When you address fans about your music, you say “your new video” or “your new album.” Why is that?
Joseph: When Josh and I first started playing music together, we learned a lot from our local scene. A lot of people were involved in the music industry [only] for a personal gain. The language they used just added to who they were like, “Hey, check out my band.” It turned us off the way some bands talked online. We’re not afraid to admit that we need our fans for this to work.
What does the neck and hand makeup mean in your recent videos?
Joseph: We like there to be certain types of visual elements that go along with each record. Blurryface is about trying to conquer some insecurities we have as humans. Blurryface is this character we’ve developed to give it a name and address and conquer these insecurities within ourselves. As much as Josh and I take the stage with confidence, you would be surprised with what’s going on internally. “Are we even good? Is this good at all?” That can really suffocate you. I like to manifest a character through that makeup on my hands and neck.
You’re known for your high-energy live shows. Do you feel pressure to always outdo yourselves?
Dun: If we’re not exhausted by the time we walk offstage, it would not be any fun. The goal is to get better at our instruments and better at performing. I’m probably Tyler’s biggest fan. I want to impress him every night.
Joseph: Is this the time when I’m supposed to say the same thing? [Laughs.]
Dun: You don’t have to.
Joseph: It is true. We try to impress each other by doing something different. We want to outdo ourselves as a unit. Playing Las Vegas now is going to be different than the last time we played it. We want to—hopefully—do things that people have never seen before. It’s tough in a city like [Las Vegas] that seems to have seen everything. A lot of bands plateau when they realize they’ve reached a level where they can travel and play the same show every night, play the same set list and say the same things in between songs. Josh and I aren’t there yet. We don’t want to be there.
What do you still hope to achieve?
Joseph: It’s always been a goal to play a show so hard that Josh passes out onstage. [Laughs.]
That hasn’t happened yet?
Dun: It’s almost happened a couple of times. We’re not there yet, though.

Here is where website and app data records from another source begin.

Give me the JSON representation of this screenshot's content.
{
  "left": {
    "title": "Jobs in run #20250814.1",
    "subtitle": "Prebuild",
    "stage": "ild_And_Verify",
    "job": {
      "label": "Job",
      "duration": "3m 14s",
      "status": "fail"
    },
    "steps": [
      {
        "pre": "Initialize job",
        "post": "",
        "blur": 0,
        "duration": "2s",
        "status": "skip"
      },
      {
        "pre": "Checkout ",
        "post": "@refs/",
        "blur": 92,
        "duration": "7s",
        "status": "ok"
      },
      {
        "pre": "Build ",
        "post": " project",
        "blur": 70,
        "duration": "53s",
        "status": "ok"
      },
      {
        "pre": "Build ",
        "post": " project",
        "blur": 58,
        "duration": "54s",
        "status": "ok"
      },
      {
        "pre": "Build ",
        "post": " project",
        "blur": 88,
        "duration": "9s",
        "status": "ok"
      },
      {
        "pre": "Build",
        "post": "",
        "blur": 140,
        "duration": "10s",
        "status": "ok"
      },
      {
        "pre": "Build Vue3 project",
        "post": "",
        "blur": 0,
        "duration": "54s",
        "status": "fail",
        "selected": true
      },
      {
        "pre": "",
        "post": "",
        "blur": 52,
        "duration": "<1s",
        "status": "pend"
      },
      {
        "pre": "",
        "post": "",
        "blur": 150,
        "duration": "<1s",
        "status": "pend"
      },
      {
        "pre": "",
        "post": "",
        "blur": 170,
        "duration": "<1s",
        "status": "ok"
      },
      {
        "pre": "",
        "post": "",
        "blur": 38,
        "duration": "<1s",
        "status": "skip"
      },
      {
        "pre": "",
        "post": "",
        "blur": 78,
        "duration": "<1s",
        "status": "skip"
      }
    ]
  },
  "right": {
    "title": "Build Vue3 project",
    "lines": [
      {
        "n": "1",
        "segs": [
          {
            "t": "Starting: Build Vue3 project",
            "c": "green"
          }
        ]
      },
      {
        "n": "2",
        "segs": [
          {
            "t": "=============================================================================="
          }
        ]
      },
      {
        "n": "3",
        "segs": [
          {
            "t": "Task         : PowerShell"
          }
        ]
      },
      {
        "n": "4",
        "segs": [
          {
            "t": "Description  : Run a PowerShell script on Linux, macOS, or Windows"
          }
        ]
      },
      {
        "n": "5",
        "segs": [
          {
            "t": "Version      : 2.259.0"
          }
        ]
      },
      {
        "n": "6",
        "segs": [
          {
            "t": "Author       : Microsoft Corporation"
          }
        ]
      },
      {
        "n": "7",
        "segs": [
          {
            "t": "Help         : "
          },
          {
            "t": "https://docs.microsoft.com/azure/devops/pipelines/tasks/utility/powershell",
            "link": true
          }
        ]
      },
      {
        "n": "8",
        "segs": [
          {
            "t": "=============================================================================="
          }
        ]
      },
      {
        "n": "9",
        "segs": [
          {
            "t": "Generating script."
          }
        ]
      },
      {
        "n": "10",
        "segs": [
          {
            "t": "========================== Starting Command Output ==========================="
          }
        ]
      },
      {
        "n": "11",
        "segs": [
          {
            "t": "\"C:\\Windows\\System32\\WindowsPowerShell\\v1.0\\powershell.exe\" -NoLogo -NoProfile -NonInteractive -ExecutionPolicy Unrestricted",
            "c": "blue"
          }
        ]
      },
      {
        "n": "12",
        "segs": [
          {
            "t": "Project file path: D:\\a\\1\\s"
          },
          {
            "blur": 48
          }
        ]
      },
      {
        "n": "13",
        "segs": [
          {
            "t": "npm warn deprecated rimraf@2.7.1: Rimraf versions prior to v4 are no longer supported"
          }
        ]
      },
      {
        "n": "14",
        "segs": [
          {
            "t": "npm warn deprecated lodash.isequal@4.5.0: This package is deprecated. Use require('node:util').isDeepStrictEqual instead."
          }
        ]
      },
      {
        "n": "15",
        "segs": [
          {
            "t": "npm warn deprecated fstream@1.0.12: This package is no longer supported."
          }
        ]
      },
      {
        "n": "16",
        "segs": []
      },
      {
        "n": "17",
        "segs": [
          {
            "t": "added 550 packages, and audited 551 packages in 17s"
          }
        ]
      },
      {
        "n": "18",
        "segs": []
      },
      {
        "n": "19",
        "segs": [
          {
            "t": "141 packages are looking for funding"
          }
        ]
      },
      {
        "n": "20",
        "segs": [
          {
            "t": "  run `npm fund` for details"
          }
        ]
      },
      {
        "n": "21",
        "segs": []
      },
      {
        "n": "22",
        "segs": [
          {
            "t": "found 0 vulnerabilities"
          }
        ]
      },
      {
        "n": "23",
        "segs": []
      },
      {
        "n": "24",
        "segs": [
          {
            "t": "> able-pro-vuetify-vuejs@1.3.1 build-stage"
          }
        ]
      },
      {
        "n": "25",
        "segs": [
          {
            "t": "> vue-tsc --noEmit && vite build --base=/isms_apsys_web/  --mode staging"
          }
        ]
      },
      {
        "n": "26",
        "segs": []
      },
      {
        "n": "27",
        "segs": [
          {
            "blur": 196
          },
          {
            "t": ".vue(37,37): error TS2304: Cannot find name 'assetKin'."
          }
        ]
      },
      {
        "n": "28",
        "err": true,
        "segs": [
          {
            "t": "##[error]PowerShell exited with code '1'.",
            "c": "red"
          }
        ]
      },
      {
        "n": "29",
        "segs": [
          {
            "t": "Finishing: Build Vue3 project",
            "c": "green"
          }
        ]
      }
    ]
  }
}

Joseph: I’ll tell you what, we’re going to focus our sights on the Life Is Beautiful Festival and, hopefully, Josh passes out. Have the EMTs ready to go!